When you mention renting out a room in your home to a stranger, friends and family may look at you askance. But the fact is it is becoming a fairly common practice, especially in expensive cities. It can be a great way to supplement your income, but it can also be a huge disaster, with danger and legal ramifications. So to help you toward success in such an endeavor, we offer these tips for renting out a room in your house.
Know the Law
There are some pretty strict laws governing tenants and landlords. So you need to familiarize yourself with your state’s tenant-landlord laws before renting out a room in your house. For example, you have to give notice (typically 24 hours) in order to legally enter a tenant’s room. But if you fail to give notice and get permission – even though you own the room and it is in your house – you may land in legal hot water.
You definitely need to interview potential tenants before renting out a room in your house.
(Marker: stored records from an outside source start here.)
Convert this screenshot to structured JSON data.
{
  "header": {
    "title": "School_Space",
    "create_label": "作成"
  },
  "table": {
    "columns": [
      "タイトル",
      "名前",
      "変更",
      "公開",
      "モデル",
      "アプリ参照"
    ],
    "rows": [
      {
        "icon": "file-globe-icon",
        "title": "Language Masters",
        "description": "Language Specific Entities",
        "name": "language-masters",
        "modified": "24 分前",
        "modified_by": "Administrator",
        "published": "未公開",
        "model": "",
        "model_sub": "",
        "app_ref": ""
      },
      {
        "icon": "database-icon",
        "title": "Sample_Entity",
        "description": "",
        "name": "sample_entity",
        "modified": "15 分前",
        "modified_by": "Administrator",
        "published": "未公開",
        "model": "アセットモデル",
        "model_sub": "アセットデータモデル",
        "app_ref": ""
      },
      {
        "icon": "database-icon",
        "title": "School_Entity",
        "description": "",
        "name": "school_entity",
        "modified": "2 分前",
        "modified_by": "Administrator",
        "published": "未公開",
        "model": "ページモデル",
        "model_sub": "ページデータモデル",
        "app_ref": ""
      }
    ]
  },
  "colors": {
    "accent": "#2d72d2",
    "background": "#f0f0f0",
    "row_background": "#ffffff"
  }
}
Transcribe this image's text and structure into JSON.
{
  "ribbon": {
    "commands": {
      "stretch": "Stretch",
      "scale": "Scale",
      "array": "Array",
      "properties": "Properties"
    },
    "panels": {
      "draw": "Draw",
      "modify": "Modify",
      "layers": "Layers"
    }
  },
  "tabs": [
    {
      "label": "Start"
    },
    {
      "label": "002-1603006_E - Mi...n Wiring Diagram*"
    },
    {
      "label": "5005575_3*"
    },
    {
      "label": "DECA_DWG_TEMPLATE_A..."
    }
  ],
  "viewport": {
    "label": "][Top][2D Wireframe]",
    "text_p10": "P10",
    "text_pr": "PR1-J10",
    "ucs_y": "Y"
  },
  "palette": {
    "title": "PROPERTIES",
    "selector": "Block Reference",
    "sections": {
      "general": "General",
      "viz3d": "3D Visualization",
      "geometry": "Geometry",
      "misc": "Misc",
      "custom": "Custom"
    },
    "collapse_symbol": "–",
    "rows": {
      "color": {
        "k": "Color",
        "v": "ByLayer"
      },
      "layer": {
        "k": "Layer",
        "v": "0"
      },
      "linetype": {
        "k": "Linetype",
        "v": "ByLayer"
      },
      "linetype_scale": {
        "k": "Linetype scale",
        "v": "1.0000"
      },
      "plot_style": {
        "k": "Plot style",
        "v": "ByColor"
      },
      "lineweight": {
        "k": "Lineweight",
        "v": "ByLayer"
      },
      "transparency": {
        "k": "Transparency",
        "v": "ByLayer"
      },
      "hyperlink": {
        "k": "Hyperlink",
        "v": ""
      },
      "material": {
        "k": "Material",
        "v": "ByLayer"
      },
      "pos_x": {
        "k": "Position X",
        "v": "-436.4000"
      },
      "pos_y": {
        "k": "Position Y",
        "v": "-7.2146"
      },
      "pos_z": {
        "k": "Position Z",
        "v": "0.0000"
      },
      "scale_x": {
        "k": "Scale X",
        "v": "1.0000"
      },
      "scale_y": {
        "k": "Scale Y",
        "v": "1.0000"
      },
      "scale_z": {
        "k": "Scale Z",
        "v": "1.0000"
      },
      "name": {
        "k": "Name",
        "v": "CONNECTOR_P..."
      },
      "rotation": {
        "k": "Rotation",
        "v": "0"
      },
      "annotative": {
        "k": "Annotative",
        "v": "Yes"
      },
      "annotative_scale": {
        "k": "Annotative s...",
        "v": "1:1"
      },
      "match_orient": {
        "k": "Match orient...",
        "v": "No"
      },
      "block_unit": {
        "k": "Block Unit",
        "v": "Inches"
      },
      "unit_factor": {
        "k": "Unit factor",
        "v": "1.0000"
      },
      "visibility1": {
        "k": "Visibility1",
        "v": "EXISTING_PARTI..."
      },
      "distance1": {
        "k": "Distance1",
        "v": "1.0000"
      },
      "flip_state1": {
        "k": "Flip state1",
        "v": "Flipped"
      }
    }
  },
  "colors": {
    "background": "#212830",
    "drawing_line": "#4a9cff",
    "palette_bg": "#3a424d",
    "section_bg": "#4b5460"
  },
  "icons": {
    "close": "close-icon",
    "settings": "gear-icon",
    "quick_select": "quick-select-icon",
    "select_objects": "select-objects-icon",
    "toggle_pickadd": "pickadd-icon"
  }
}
And in the course of the interview, you’ll likely have to provide information about yourself, but be cautious and circumspect. Remember that tenants are not your friends. They are strangers, and this will be a business relationship. Don’t volunteer information, such as where the spare house key is hidden, that can invite problems.
Stick to Your Non-Negotiables
Determine your non-negotiables, and then stick to your guns. Make sure that renting out a room in your house is done on your terms. If, for example, you want a non-smoker, put that prominently in your ad, mention it in the interview, and put it in the contract. There must be consequences if a tenant violates the lease terms.
Perform a Background Check
Don’t fail to perform a background check if you want to avoid a nightmare when renting out a room in your house. There are plenty of online search tools, and the small fee they charge is definitely worth it. You should check a potential tenant’s criminal background, as well as her credit report and eviction history. Some of the online tools you can use for this include MyRental.com, MySmartMove.com, and LeaseRunner.com.
Get It in Writing
And, of course, renting out a room in your house means that you will need a formal written and signed rental/lease agreement that spells out in detail all the terms and conditions. A verbal agreement won’t hold much water in court.
Your agreement should include at least the following:
- Length of contract
- Amount of rent
- The due date for payment (and penalties for late payment)
- What percentage of utilities the tenant pays, how that is determined, and how it is paid
- Handling of access to common areas, for example, kitchen, bathroom, laundry area
- General guidelines treating noise, traffic, hours of coming and going, and so on
- Penalties/consequences for violating any of the terms in the agreement.
Have an Exit Strategy
And renting out a room in your house also means having an exit strategy because no matter how thoroughly you vet a potential tenant, she just may not work out. An important part of your exit strategy will be collecting the last month’s rent and deposit upfront. Many apartment complexes do this because it provides some financial leverage if things go wrong or if the tenant simply skips out in the middle of the night.
But if everything does go right (and it likely will if you screen tenants and have a good agreement), you may wonder why it took you so long to decide on renting out a room in your house. Your local real estate agent can be a great asset when marketing your rental room. Your agent can help you target the kind of tenants you want.